For other windows like this, see Cappella del Pontificio Collegio Irlandese.
The lunettes have frescoes depicting the healing of the multitudes during apparitions of Our Lady, but not the one above the sanctuary (see below).
The pendentives of the dome each contains a white stucco depiction of a Doctor of the Church, below which is a stucco angel bearing a label with his name.
The ring cornice of the dome supports eight smaller lunettes, each containing a polychrome sculpture of an angel backed by scalloping and bounded by white molded archivolts. In between the lunettes are shields displaying the heraldry of the Italian royal House of Savoy. Eight ribs rise from these to the wide oculus of the lantern, and the ribs and oculus are decorated with stucco grotesquery. The eight panels in between the ribs are in gold bordered in dark grey, and each depicts a pedimented aedicule surrounded by more ancient grotesque design features. The aedicules each contain a Christian symbol on a dark blue background.
The sanctuary apse is much narrower than the central nave. It is provided with a pair of flanking pilasters, above which the entablature ends. Above the ends of the entablature in turn is a semi-circular archivolt in white, cutting into the dome lunette.
The lunette has a depiction of the two founders of the hospital, Baccelli (left) and Durante, in its left hand corner.
The apse wall is divided by a string course about two thirds up the height of the flanking pilasters. Above this, it is entirely taken up by a huge fresco of Christ in Majesty.
A serious contrast is now provided by the bottom part of the apse wall, which has a mosaic by Rupnik in his distinctive style. This shows a Deesis, with Our Lady and Pope St John Paul II present at the Crucifixion.
The string course continues across the nave back wall on the other side of the pilasters. This divides the two wall zones into two sectors each. The smaller upper sectors are each occupied by an epigraph tablet frescoed in dark blue, with an ornate Grotesque frame in pale grey. The left hand one reads Fili, in tua infirmitate ne despicias teipsum ("Son, in your weakness do not despise yourself") Sirach 38:9; the right hand one reads Esto salus nostra in tempore tribulationis ("Be our salvation in the time of troubles") Isaiah 33:2.

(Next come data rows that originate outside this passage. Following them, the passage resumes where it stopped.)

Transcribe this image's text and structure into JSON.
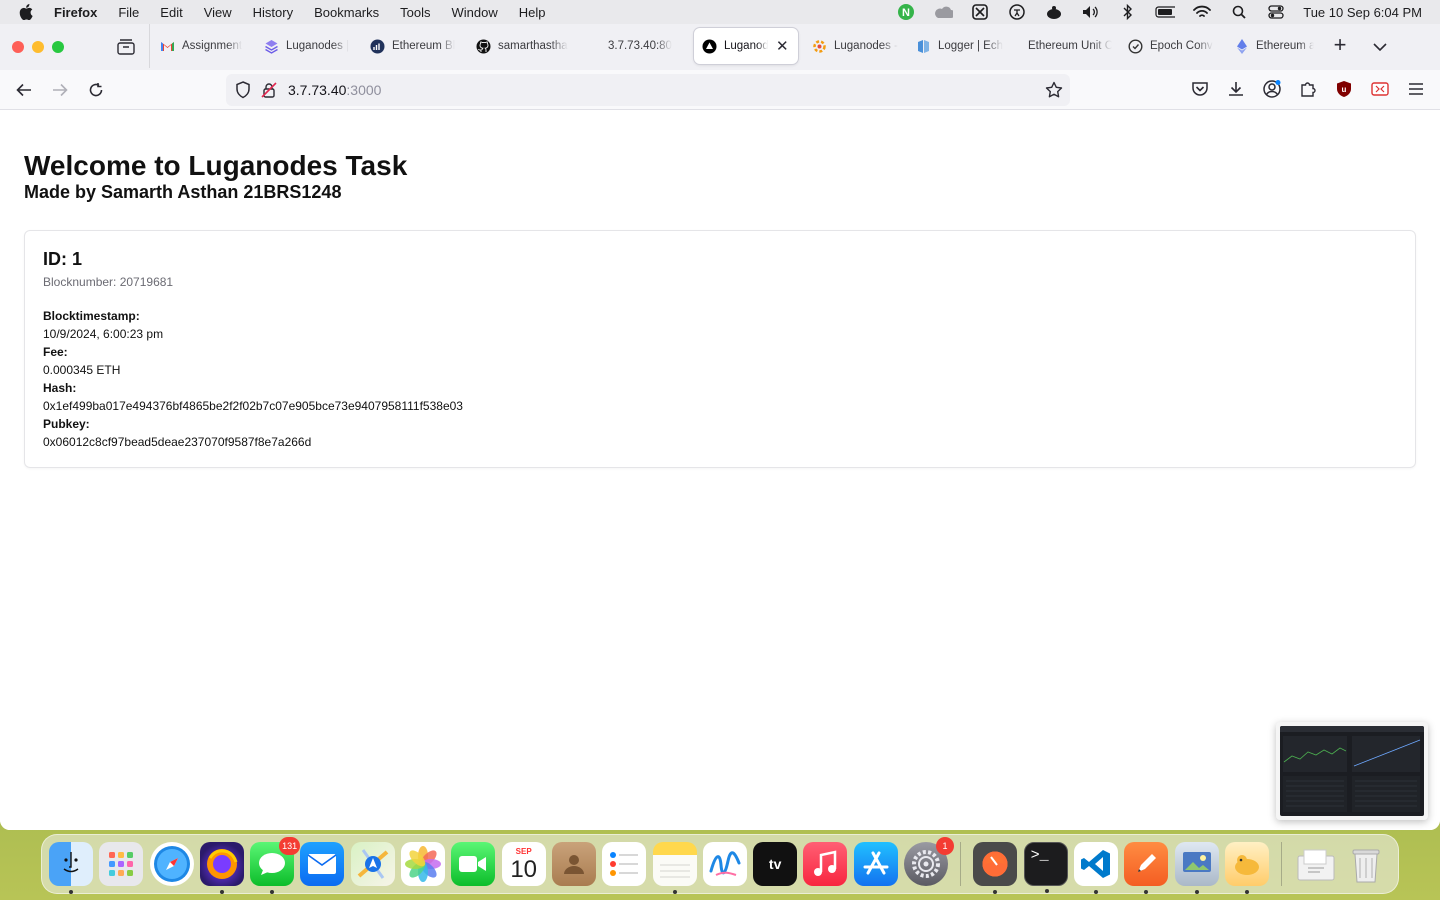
{
  "menubar": {
    "app_name": "Firefox",
    "items": [
      "File",
      "Edit",
      "View",
      "History",
      "Bookmarks",
      "Tools",
      "Window",
      "Help"
    ],
    "clock": "Tue 10 Sep  6:04 PM"
  },
  "tabs": [
    {
      "title": "Assignment",
      "icon": "gmail-icon",
      "color": "#ea4335"
    },
    {
      "title": "Luganodes |",
      "icon": "luganodes-icon",
      "color": "#6c5ce7"
    },
    {
      "title": "Ethereum Bl",
      "icon": "etherscan-icon",
      "color": "#21325b"
    },
    {
      "title": "samarthastha",
      "icon": "github-icon",
      "color": "#111111"
    },
    {
      "title": "3.7.73.40:80",
      "icon": "",
      "color": ""
    },
    {
      "title": "Luganodes",
      "icon": "triangle-icon",
      "color": "#000000",
      "active": true
    },
    {
      "title": "Luganodes -",
      "icon": "luganodes-icon",
      "color": "#f39c12"
    },
    {
      "title": "Logger | Ech",
      "icon": "logger-icon",
      "color": "#4a90d9"
    },
    {
      "title": "Ethereum Unit C",
      "icon": "",
      "color": ""
    },
    {
      "title": "Epoch Conv",
      "icon": "clock-icon",
      "color": "#333333"
    },
    {
      "title": "Ethereum ac",
      "icon": "ethereum-icon",
      "color": "#627eea"
    }
  ],
  "navbar": {
    "url_host": "3.7.73.40",
    "url_port": ":3000"
  },
  "page": {
    "title": "Welcome to Luganodes Task",
    "subtitle": "Made by Samarth Asthan 21BRS1248"
  },
  "record": {
    "id_text": "ID: 1",
    "blocknumber_text": "Blocknumber: 20719681",
    "blocktimestamp_label": "Blocktimestamp:",
    "blocktimestamp_value": "10/9/2024, 6:00:23 pm",
    "fee_label": "Fee:",
    "fee_value": "0.000345 ETH",
    "hash_label": "Hash:",
    "hash_value": "0x1ef499ba017e494376bf4865be2f2f02b7c07e905bce73e9407958111f538e03",
    "pubkey_label": "Pubkey:",
    "pubkey_value": "0x06012c8cf97bead5deae237070f9587f8e7a266d"
  },
  "dock": {
    "messages_badge": "131",
    "calendar_month": "SEP",
    "calendar_day": "10",
    "settings_badge": "1",
    "apps": [
      "finder-icon",
      "launchpad-icon",
      "safari-icon",
      "firefox-icon",
      "messages-icon",
      "mail-icon",
      "maps-icon",
      "photos-icon",
      "facetime-icon",
      "calendar-icon",
      "contacts-icon",
      "reminders-icon",
      "notes-icon",
      "freeform-icon",
      "appletv-icon",
      "music-icon",
      "appstore-icon",
      "settings-icon",
      "postman-icon",
      "terminal-icon",
      "vscode-icon",
      "pencil-app-icon",
      "preview-icon",
      "tableplus-icon",
      "downloads-stack-icon",
      "trash-icon"
    ]
  }
}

Below these tablets are two more Rupnik mosaics. The left hand one depicts St Agostina Pietrantoni, a religious sister who was working as a nurse in the old city hospital of Santo Spirito in Sassia when she was murdered by an anti-clerical patient. The right hand one is in abstract style, and backs the tabernacle set into it. The tabernacle door is also in gilded mosaic, with the Italian text in red Io sono la vita ("I am the Life").
The altar and the lectern are in white marble, and are designed by Rupnik. The former is a low cuboid with chamfered corners, bearing a cross in gold mosaic on its front. The chamfers sweep inwards as they approach the floor.
The lectern has a carving representing flames on its fall. They stand on a circular marble platform set into the curve of the apse. Following the curve is a continuous marble bench for the liturgical ministers.
Access and liturgy Edit
The chapel is open 24 hours a day.
Mass is celebrated:
Sundays and Solemnities 9:00 or 9:15 (unclear as to why, so turn up for the first time given).
Visitors' leaflet (pdf)